EXERCISE GOAL> For the listing below, report all lines that hold the word "object".
----
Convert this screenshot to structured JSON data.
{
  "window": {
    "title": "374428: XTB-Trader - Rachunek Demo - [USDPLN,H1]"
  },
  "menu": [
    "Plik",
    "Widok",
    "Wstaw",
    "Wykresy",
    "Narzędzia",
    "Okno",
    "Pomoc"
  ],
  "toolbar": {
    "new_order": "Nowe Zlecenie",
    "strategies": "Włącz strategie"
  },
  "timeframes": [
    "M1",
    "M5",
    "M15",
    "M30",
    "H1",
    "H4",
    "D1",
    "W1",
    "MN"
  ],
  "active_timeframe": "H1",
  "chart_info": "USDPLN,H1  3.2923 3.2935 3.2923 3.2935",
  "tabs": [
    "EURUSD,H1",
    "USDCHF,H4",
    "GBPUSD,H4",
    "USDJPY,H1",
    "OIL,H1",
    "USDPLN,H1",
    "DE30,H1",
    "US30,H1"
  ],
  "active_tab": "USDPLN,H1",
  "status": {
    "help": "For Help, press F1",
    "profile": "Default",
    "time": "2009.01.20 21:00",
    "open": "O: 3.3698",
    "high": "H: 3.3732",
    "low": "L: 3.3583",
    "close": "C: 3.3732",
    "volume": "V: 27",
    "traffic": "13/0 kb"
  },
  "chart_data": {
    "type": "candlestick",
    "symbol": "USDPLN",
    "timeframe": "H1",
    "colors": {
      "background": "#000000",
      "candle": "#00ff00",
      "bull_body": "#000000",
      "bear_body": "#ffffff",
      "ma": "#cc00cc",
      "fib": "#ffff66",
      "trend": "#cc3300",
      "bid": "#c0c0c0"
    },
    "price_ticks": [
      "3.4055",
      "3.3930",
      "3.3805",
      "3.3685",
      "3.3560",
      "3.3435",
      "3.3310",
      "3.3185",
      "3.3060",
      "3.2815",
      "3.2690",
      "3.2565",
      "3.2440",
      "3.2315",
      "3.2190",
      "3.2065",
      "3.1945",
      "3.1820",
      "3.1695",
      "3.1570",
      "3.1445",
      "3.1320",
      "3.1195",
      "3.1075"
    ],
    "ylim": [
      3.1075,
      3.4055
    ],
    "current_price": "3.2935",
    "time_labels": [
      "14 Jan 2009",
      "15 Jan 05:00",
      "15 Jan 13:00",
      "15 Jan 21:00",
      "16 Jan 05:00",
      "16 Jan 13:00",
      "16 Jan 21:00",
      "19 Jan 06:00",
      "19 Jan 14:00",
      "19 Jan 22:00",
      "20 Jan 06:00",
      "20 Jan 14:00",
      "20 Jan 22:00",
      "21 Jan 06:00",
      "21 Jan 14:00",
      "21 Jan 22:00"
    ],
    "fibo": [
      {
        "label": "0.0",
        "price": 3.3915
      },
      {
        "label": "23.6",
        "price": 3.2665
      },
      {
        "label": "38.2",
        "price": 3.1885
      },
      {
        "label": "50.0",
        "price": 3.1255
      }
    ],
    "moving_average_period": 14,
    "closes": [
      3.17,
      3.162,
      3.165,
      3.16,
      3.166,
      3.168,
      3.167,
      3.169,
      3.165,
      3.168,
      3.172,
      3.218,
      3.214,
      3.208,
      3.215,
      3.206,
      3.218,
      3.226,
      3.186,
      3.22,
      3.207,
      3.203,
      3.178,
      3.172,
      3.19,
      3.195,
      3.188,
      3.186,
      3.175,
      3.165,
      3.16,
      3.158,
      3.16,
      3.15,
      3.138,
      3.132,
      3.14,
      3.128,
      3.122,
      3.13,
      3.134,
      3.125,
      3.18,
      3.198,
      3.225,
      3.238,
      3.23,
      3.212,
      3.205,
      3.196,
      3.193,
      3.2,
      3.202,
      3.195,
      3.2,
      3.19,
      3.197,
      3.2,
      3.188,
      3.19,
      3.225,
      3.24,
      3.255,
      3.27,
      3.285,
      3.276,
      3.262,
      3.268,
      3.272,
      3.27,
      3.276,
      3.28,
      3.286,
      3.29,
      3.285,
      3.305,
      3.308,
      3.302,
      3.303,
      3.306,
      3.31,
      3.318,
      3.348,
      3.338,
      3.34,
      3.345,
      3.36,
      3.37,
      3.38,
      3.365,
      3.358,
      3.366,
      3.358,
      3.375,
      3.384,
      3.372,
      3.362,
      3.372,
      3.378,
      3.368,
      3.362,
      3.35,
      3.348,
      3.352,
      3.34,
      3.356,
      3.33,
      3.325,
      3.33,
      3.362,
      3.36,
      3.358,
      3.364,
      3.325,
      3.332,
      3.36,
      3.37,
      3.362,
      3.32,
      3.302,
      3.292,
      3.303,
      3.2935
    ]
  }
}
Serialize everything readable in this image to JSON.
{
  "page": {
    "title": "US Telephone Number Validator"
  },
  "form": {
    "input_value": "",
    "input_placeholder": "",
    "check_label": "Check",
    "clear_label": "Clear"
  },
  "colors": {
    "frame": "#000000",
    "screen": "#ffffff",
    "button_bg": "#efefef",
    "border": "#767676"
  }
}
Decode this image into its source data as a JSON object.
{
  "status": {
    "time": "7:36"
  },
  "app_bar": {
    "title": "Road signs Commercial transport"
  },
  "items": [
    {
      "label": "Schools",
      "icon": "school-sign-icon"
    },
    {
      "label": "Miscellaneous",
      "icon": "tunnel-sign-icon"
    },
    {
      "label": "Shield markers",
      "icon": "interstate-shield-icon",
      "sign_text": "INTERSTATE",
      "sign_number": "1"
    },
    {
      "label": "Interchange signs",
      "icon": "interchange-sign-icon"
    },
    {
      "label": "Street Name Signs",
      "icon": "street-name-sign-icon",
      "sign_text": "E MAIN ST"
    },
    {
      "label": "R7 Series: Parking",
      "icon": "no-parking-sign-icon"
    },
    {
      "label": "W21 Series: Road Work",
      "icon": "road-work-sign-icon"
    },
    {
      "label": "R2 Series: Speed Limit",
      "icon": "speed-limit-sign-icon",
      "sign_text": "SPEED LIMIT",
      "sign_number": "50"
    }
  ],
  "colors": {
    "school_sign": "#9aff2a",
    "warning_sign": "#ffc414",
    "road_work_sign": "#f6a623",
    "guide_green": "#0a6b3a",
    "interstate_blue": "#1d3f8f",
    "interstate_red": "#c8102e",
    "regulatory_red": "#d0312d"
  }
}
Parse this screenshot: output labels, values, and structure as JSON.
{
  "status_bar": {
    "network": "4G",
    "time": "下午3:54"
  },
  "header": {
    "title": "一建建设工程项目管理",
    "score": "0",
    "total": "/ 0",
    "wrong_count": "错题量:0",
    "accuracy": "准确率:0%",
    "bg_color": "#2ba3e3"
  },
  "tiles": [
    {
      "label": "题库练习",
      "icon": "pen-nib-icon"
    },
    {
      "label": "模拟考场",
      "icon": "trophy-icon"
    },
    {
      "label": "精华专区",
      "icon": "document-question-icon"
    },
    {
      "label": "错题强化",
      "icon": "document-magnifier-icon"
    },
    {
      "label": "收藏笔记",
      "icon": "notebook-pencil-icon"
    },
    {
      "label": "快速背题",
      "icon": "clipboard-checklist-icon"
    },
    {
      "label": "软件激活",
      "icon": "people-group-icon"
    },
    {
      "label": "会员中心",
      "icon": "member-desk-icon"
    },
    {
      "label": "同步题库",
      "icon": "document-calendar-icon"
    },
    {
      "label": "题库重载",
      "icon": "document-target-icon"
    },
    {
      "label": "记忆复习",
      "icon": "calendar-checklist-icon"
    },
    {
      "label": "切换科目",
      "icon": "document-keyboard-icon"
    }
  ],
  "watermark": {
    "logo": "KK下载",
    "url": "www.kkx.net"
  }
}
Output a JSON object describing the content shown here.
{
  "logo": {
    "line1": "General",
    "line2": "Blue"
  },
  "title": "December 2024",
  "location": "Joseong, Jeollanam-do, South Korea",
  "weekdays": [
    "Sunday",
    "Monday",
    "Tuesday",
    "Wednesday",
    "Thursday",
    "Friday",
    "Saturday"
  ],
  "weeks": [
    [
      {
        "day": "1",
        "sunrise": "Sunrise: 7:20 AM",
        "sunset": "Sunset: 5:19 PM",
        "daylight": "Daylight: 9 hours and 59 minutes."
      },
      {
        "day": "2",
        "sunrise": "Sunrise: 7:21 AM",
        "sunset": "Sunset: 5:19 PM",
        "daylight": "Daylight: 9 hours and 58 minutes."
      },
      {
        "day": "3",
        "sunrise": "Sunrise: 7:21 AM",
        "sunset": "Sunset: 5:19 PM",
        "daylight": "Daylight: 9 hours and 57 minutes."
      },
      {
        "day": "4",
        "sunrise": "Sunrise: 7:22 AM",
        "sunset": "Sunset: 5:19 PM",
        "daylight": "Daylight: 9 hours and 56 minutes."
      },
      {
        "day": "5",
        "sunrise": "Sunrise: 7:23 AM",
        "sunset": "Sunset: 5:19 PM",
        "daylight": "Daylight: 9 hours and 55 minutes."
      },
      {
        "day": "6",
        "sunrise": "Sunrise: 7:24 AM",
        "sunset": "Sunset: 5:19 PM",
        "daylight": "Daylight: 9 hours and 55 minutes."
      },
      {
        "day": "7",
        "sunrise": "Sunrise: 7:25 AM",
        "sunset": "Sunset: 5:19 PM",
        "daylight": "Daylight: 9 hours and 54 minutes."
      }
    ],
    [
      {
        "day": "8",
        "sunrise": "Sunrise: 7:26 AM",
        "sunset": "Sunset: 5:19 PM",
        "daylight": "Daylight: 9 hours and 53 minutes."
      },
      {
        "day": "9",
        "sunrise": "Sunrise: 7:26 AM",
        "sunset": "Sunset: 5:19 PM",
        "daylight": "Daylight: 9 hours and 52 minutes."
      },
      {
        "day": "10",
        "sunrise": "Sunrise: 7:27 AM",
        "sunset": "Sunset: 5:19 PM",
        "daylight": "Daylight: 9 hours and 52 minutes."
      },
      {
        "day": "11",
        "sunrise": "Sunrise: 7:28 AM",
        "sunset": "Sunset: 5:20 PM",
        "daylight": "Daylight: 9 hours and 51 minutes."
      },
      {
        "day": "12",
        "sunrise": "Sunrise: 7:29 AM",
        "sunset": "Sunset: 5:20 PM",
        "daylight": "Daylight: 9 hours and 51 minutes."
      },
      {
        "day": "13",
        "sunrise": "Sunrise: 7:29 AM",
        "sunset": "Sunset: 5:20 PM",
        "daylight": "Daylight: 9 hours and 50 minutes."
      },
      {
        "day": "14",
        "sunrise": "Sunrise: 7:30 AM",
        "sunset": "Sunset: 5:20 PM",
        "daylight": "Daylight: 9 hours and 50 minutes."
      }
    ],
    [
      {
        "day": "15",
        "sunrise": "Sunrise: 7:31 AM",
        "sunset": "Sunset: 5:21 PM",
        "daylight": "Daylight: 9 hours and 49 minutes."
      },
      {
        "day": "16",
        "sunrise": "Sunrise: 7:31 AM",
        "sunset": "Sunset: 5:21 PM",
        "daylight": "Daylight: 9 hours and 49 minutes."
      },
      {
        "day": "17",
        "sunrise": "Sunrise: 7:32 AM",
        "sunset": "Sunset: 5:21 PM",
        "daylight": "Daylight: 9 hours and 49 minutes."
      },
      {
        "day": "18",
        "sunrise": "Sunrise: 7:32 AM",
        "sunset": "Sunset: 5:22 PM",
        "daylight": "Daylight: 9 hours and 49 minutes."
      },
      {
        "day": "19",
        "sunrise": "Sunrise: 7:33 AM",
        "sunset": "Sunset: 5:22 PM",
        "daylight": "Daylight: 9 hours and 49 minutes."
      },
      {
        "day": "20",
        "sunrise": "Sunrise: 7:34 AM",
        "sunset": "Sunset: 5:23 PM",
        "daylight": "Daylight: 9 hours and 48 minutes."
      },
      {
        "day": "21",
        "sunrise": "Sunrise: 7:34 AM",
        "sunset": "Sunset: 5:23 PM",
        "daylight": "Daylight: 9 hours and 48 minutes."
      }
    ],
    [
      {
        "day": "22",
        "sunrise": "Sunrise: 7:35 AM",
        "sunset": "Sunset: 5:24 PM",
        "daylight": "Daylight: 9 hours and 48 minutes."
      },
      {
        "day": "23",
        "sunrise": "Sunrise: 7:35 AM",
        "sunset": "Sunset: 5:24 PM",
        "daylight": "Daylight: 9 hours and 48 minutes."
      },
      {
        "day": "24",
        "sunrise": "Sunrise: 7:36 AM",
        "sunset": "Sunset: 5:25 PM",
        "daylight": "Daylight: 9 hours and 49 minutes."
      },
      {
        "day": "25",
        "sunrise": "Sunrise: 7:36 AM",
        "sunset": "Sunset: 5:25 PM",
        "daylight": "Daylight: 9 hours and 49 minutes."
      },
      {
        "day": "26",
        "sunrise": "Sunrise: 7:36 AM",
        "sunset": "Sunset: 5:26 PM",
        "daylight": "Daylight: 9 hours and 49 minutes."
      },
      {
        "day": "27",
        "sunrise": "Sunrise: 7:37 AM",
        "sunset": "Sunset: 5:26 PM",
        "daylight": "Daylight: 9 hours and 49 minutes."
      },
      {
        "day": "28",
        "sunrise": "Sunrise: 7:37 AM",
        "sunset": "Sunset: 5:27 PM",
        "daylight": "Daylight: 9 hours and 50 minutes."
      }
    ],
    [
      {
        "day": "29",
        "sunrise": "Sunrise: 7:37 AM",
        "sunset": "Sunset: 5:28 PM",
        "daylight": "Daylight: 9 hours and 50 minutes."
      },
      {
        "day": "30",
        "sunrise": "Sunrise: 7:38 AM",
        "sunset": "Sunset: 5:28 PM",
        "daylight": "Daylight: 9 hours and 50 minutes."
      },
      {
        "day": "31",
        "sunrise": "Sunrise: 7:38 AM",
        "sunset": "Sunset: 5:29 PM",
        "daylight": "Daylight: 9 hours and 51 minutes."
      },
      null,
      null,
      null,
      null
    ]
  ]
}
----
YOUR RESPONSE>
Decode this image into its source data as a JSON object.
Output a JSON object describing the content shown here.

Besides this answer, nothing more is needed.